▶ **Exercise description**: Starting at the line that contains "Convert this screenshot", output each line through the end of the data exactly, and nothing more.

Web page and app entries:
* * * * * * * * *

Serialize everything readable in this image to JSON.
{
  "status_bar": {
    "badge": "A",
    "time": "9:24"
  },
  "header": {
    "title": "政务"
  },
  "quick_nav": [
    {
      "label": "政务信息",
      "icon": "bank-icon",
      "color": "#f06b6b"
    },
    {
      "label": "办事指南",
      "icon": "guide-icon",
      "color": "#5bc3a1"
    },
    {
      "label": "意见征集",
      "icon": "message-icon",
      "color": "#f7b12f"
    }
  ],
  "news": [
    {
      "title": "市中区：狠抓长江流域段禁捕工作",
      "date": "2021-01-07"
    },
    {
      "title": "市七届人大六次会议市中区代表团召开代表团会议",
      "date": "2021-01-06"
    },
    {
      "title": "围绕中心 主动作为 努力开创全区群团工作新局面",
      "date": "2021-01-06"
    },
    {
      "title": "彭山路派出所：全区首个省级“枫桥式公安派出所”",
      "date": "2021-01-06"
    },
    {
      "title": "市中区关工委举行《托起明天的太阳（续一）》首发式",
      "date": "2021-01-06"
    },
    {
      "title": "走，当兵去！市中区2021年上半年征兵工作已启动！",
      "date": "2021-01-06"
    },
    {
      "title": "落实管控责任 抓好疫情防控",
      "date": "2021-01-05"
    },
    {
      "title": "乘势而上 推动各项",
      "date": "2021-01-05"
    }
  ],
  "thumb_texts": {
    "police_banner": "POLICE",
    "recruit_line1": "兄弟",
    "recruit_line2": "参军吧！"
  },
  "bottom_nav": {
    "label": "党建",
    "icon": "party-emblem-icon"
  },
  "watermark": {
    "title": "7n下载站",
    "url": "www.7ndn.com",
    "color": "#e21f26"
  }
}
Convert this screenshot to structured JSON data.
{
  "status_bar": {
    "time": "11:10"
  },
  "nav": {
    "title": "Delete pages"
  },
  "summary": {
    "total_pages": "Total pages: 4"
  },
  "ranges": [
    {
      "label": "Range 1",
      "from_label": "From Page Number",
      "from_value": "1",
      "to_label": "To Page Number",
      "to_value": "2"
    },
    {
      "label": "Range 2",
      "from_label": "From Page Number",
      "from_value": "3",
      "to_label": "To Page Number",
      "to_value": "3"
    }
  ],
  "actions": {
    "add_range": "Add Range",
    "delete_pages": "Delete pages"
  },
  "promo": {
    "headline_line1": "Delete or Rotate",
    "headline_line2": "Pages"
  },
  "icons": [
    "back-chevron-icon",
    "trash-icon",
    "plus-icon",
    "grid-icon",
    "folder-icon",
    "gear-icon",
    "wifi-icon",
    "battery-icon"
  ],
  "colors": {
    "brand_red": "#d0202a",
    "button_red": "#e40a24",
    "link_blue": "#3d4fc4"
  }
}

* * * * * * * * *

▶ **Answer space**:
Convert this screenshot to structured JSON data.
{
  "status_bar": {
    "time": "11:10"
  },
  "nav": {
    "title": "Delete pages"
  },
  "summary": {
    "total_pages": "Total pages: 4"
  },
  "ranges": [
    {
      "label": "Range 1",
      "from_label": "From Page Number",
      "from_value": "1",
      "to_label": "To Page Number",
      "to_value": "2"
    },
    {
      "label": "Range 2",
      "from_label": "From Page Number",
      "from_value": "3",
      "to_label": "To Page Number",
      "to_value": "3"
    }
  ],
  "actions": {
    "add_range": "Add Range",
    "delete_pages": "Delete pages"
  },
  "promo": {
    "headline_line1": "Delete or Rotate",
    "headline_line2": "Pages"
  },
  "icons": [
    "back-chevron-icon",
    "trash-icon",
    "plus-icon",
    "grid-icon",
    "folder-icon",
    "gear-icon",
    "wifi-icon",
    "battery-icon"
  ],
  "colors": {
    "brand_red": "#d0202a",
    "button_red": "#e40a24",
    "link_blue": "#3d4fc4"
  }
}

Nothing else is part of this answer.